13.7 Ash Cone
The giant pyramid-shaped body of ash and cinder, known as the Ash Cone rises 1,067 m above the floor of the caldera in the northwestern corner (cover). This feature is correlated with the most recent activity at Meru, i.e. after the sector collapse. In 1910, small amounts of ash were ejected from the Ash Cone for a few days. Up until 1954, fumaroles were recorded in the ash cone, but in 1974 a survey revealed no activity. The unvegetated lava flows on the high, northeastern flanks of the Ash Cone may have erupted as recently as 1877, although there is no consensus or accurate dating of these events. The central parts of the caldera include small seasonal lakes (pans), recorded incorrectly as craters on tourist maps, that dry to reveal deposits of alluvium and salts.
The Arusha National Park has been described as one of the ‘hidden gems’ of Africa, as it has much to offer and yet receives far less visitors than Kilimanjaro and the more famous parks farther west. The biodiversity conservation and equitable management of natural resources in this area are hampered due to the relatively large population within the rural community (Istituto Oikos 2011). Mount Meru has a important role in ensuring climate stability and water supply for a large area, including a rapidly growing urban population based on the regional centre of Arusha. A fundamental principle is the protection of the montane forests and fertile foothills of Meru, large parts of which occur outside of the park.
- Cattermole, P. (1982). Meru—A Rift Valley giant. Volcano News, 11, 1–3.Google Scholar
- Dawson, J. B. (2008). The Gregory Rift Valley and Neogene-recent volcanoes of northern Tanzania. Geological Society London Memoir, 33, 102 p.Google Scholar
- Delcamp, A., Delvaux, D., Kwelwa, S., Macheyeki, A., & Kervyn, M. (2015). Sector collapse events at volcanoes in the North Tanzanian divergence zone and their implications for regional tectonics. Geological Society of America Bulletin, 128, 169–186.Google Scholar
- Druitt, T. H., Edward, L., Mellors, R. M., Pyle, D. M., Sparks, R. S. J., Lanphere, M., Davies, M., & Barreiro, B. (1999). Santorini Volcano.

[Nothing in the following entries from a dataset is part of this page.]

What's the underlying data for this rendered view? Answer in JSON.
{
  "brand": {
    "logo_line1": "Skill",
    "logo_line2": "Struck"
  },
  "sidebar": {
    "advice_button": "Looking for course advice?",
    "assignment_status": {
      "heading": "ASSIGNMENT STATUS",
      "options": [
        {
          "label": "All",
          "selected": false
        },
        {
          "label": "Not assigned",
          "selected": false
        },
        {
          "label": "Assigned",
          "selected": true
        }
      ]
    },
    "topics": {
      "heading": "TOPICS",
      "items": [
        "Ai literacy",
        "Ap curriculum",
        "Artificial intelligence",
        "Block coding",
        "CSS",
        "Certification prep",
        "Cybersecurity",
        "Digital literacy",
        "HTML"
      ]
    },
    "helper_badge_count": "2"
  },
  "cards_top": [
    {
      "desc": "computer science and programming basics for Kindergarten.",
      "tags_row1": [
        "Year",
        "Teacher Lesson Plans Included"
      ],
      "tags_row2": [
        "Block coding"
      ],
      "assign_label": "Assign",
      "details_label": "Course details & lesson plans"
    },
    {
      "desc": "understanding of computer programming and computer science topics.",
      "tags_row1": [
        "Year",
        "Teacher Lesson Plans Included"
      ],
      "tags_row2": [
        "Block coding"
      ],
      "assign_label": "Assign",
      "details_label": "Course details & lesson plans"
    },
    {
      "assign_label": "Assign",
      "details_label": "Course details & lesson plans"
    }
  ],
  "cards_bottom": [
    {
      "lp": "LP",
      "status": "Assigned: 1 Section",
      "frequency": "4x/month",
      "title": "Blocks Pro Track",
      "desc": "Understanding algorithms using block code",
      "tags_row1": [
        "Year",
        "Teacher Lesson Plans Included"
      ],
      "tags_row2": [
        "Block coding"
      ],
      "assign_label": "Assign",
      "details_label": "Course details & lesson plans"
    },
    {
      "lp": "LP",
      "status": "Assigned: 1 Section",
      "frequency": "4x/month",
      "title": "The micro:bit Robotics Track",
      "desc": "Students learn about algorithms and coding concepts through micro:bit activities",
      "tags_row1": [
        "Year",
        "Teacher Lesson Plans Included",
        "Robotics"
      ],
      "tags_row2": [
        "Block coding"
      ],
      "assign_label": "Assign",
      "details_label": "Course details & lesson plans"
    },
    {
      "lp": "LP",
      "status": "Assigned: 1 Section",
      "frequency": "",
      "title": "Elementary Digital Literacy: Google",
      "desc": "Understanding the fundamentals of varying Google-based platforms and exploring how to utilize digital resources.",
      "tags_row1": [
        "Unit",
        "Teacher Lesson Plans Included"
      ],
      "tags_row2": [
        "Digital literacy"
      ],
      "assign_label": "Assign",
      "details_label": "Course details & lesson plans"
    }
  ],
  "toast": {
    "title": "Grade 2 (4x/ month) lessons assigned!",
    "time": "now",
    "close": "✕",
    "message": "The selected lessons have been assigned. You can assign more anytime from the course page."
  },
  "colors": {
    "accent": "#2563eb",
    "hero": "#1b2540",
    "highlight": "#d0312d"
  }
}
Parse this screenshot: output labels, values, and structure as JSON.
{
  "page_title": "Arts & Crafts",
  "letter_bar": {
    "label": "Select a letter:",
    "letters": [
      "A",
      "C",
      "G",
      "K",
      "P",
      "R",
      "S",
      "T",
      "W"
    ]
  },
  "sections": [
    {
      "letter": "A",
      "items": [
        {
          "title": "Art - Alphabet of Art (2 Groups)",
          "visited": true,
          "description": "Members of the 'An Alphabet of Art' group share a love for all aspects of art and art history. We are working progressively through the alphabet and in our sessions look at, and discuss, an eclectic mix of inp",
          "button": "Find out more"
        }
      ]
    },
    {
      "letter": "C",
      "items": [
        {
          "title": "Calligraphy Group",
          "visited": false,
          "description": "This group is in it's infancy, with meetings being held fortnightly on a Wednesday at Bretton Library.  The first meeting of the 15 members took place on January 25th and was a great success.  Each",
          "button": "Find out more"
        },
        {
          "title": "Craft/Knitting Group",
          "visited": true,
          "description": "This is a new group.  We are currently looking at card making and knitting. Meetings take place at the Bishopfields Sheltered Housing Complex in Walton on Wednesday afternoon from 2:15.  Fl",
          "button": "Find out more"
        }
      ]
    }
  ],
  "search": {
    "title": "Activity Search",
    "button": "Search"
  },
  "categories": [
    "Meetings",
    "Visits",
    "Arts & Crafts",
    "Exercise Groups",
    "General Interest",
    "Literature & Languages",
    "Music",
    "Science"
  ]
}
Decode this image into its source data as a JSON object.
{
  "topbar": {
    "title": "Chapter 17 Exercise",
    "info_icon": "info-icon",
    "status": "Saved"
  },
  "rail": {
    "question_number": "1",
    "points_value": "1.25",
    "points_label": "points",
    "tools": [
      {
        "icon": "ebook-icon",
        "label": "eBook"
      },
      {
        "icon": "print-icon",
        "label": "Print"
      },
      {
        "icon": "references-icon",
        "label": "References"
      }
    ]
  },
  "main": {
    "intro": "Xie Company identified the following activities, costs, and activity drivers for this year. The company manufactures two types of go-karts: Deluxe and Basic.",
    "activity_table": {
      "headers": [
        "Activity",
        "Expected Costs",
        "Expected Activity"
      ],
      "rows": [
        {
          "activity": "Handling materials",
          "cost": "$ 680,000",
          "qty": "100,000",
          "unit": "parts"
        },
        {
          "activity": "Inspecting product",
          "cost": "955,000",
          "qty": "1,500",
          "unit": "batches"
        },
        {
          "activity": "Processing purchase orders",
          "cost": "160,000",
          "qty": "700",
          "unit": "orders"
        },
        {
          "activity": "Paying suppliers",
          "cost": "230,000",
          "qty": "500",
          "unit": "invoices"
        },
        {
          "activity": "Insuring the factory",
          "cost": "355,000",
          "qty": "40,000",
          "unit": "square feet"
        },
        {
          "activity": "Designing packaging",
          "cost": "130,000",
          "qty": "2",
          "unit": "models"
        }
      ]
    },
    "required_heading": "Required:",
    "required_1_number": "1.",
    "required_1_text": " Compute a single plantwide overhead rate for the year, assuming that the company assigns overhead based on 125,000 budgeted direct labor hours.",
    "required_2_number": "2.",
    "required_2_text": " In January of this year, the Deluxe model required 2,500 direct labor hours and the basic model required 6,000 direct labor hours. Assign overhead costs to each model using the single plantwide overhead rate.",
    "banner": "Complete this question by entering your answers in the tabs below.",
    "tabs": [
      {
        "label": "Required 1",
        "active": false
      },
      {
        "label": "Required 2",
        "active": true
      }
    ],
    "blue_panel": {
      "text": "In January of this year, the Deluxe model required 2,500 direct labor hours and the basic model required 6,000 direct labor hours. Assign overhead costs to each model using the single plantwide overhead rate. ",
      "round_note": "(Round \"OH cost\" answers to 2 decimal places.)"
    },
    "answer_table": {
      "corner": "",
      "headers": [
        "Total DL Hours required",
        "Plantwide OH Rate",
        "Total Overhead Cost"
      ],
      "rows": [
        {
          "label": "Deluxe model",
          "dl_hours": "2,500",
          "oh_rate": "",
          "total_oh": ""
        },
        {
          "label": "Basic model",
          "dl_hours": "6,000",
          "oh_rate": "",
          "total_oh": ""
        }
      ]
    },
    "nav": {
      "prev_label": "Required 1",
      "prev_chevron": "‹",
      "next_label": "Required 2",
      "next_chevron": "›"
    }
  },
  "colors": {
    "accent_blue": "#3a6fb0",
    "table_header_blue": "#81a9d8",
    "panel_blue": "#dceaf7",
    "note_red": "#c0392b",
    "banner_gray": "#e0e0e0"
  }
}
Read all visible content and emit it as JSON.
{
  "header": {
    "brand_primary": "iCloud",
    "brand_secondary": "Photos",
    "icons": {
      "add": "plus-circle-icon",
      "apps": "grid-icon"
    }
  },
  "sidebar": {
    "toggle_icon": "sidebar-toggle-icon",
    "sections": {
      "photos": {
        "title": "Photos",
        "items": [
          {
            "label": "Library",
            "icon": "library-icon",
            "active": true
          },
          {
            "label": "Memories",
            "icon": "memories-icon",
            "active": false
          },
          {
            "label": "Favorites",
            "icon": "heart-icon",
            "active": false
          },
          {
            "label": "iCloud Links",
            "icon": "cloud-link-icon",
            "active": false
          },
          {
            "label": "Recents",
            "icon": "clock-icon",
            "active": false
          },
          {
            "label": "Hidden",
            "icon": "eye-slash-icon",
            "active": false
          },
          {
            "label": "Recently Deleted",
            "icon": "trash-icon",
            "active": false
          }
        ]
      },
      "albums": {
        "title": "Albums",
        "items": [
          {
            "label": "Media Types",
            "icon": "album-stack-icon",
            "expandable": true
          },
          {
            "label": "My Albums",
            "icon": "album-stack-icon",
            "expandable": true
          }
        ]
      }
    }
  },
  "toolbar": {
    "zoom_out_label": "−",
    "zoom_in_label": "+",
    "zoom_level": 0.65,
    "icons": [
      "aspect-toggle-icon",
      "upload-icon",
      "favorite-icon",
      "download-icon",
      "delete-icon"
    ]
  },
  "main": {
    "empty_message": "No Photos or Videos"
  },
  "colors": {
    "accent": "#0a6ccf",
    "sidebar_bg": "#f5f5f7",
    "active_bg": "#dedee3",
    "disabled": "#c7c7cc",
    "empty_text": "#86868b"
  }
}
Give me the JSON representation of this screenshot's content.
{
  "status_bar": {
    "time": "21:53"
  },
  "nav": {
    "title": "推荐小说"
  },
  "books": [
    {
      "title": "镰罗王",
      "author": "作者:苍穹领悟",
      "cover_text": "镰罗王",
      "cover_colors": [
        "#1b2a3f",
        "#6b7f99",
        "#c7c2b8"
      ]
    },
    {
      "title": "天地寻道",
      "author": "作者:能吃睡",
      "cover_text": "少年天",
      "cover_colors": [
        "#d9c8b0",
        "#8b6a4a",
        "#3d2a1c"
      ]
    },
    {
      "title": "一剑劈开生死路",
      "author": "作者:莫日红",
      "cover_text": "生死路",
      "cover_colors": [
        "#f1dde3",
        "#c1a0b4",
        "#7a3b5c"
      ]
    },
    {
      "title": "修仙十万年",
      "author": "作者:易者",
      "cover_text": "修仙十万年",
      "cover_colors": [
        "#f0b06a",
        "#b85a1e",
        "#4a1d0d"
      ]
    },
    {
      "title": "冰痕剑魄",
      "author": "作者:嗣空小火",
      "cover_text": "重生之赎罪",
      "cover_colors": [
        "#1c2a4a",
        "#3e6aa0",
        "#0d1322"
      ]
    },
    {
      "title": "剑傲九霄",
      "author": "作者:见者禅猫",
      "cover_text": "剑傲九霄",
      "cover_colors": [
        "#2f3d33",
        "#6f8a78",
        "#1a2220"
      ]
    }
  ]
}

Geological Society London Memoir, 19, 169 p. Google Scholar
- Glicken, H. (1996). Rockslide-Debris avalanche of May 18, 1980, Mount St. Helens Volcano, Washington. US Geological Survey Open-File Report 96–677, 90 p.Google Scholar
- Guest, N. J., & Leedal, G. P. (1956). The volcanic activity of Mount Meru (Records 3, 40-46). Geological Survey of Tanganyika.Google Scholar
- Guest, N.J., & Pickering, R. (1966). Notes accompanying quarter degree sheet 40: Gelai and Ketumbeine. Mineral Resources Division of Tanzania.Google Scholar
- Istituto Oikos. (2011). The Mount Meru challenge: Integrating conservation and development in northern Tanzania. Milano: Ancora Libri (Italy), 69p.Google Scholar
- Lihepanyama, D. G. (2016). Ecology of Lesser Flamingos in them Momella lakes, Arusha National Park, Tanzania. Unpublished B.Sc. thesis, University of Dar-es-Salaam, 87 p.Google Scholar
- Roberts, M. A. (2002). The geochemical and volcanological evolution of the Mt Meru region, northern Tanzania. Unpublished Ph.D. thesis, University of Cambridge.Google Scholar
- Vye-Brown, C., Crummy, J., Smith, K., Mruma, A., & Kabelwa, H. (2014). Volcanic hazards in Tanzania. In: British Geological Survey Open File Report OR/14/005, 29 p.Google Scholar
- Wilkinson, P., Downie, C., Cattermole, P. J. & Mitchell, J.G. (1983). Notes accompanying quarter degree sheet 55: Meru. Geological Survey of Tanzania.Google Scholar